You are finally reaching Santiago de Compostela! You will enter in Obradoiro Square through the “Puerta de Mazarelos”, where the Cathedral will be waiting for you. Did you know that there were 7 doors in the fortified enclosure of Santiago de Compostela? Well, this is the only that survives! And you may have the opportunity to cross it! Sounds good?
What clothes are essential for the winter way?
First of all, if you are thinking about walking the Camino, and you’ve decided to do it in winter, you should keep in mind the weather.
So, what’s the weather like in the Winter Way? Well, as you probably already know Winter period is characterized by colder and rainy weather, but we have different types of climate in Galicia.
Despite the fact that the weather is changing due to climate change, in the area where the Winter Way passes, it predominates the Oceanic Climate. Anyway, from Ponferrada to the Ribeira Sacra you will mostly find a continental climate, but there are influences from the Mediterranean, Oceanic and Continental climate.
Contrariwise, in the Region of Deza there are rainy winters, but softer temperatures than in Lugo area.
Considering this kind of climate, you may need a raincoat and some waterproof shoes. You must also keep in mind that temperatures do not use to be lower than ΟºC. Anyway, the level of humidity is high, so we highly recommend you to dress like an onion and think in terms of layers. Moreover, a windbreaker is also useful if the wind appears. Check out what we suggest you to bring to the Camino de Santiago!
Are there any advices that should I consider?
Besides the weather tips, you should know that you need to be ready for an uncrowded route. What does that mean? Well, as you know, there are few pilgrims during the winter period. That’s the reason why it’s very nice to enjoy the landscape and the peaceful of the places.
Also, you will really enjoy this adventure in case you are a solitude fan and love the remote places.
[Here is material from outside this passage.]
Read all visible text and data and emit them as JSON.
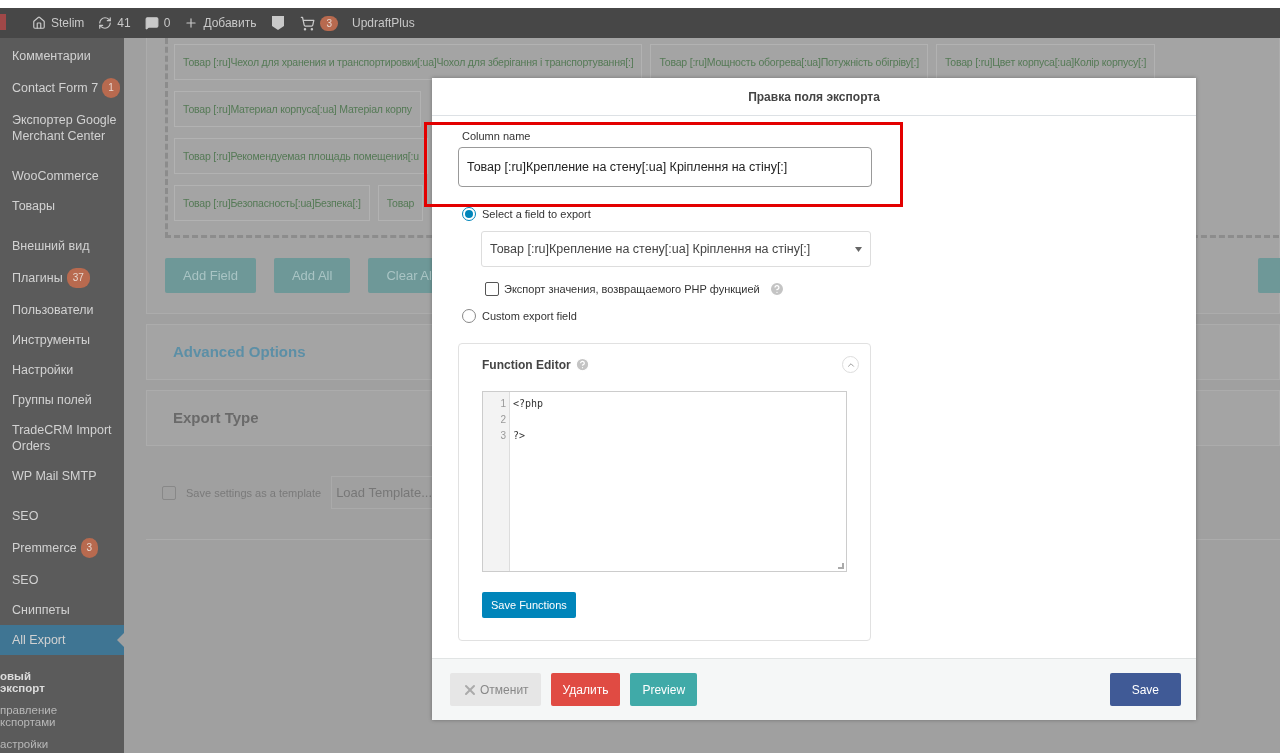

Otherwise, you could feel alone until Ponte Ulla, from where you would join to the French route. Are you looking for an alternative route? Are you searching some peaceful, magical and healthy area? Would you like to escape from the noisy and contaminated areas? If you answer YES, the Winter Way is waiting for you!
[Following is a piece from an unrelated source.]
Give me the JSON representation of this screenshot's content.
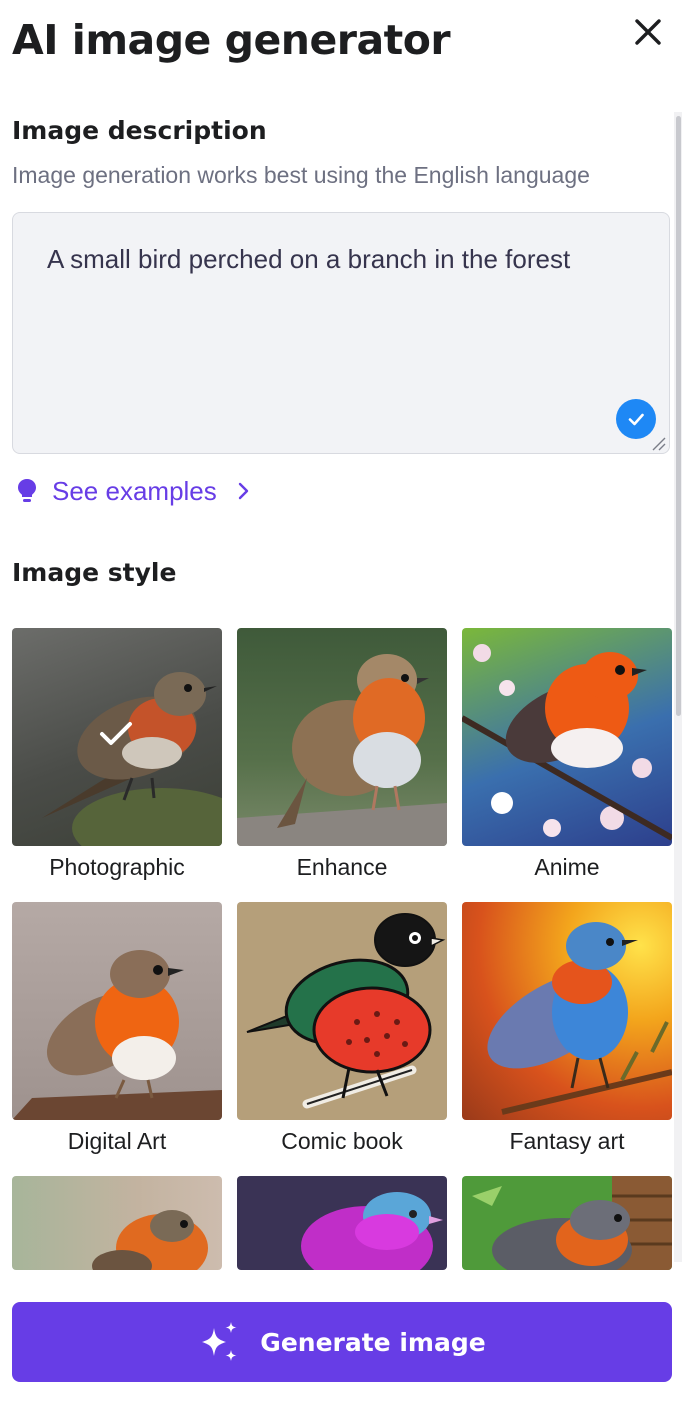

If you want to have a different experience and enjoy the most rural zones of Galicia region, please don’t hesitate to contact us to request your tailor-made itinerary. The Galiwonders Team will be glad to organize everything you need for this adventure.